┌──

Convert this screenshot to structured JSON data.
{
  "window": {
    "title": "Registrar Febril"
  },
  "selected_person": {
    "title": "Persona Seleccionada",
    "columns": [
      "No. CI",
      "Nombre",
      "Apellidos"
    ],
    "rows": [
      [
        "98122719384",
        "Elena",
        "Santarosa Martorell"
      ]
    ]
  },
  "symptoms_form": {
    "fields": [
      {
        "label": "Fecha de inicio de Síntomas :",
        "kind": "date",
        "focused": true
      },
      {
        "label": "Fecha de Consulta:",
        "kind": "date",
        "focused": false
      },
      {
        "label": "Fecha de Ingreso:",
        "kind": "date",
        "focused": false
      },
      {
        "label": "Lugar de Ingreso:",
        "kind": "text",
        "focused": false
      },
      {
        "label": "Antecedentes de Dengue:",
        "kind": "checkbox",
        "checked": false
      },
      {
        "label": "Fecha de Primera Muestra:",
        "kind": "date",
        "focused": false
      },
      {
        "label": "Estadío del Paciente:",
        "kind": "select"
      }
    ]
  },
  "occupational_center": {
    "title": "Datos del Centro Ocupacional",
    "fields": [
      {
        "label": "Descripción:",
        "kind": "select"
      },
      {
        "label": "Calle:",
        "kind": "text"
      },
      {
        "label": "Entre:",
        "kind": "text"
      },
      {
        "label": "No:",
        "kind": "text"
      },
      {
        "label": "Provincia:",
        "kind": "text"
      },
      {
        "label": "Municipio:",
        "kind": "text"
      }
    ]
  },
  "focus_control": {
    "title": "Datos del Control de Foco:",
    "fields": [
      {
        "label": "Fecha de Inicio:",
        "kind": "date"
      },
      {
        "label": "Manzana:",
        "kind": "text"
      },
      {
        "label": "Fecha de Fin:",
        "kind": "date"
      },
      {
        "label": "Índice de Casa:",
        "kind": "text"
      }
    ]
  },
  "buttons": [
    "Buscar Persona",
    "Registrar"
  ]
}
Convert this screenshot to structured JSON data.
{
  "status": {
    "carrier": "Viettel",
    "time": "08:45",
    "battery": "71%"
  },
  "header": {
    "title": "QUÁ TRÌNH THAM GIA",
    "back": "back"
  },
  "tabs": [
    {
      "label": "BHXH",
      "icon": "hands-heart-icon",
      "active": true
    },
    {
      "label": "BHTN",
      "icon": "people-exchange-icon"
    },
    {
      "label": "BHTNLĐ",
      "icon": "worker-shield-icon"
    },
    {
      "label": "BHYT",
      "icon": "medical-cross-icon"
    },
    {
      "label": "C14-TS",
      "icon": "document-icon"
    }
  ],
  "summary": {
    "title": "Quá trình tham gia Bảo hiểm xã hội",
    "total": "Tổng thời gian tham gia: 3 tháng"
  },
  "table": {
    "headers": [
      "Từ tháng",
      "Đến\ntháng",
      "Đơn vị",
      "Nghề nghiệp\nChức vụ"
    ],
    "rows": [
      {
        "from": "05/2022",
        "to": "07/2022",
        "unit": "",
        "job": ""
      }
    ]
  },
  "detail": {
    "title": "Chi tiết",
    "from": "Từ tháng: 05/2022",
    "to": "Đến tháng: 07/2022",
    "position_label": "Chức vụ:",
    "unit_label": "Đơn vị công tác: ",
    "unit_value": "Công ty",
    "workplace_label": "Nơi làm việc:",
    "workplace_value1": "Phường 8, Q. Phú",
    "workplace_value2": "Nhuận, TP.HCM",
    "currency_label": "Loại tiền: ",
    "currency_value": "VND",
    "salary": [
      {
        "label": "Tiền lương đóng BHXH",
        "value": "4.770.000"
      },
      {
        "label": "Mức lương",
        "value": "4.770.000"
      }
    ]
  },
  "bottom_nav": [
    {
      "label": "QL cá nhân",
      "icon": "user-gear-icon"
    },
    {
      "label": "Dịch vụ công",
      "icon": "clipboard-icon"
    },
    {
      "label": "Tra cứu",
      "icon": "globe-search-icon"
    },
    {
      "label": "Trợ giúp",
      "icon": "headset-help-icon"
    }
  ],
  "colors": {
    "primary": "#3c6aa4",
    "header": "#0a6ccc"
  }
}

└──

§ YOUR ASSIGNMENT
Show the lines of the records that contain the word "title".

§ RESPONSE TO THE EXERCISE
    "title": "Registrar Febril"
    "title": "Persona Seleccionada",
    "title": "Datos del Centro Ocupacional",
    "title": "Datos del Control de Foco:",
    "title": "QUÁ TRÌNH THAM GIA",
    "title": "Quá trình tham gia Bảo hiểm xã hội",
    "title": "Chi tiết",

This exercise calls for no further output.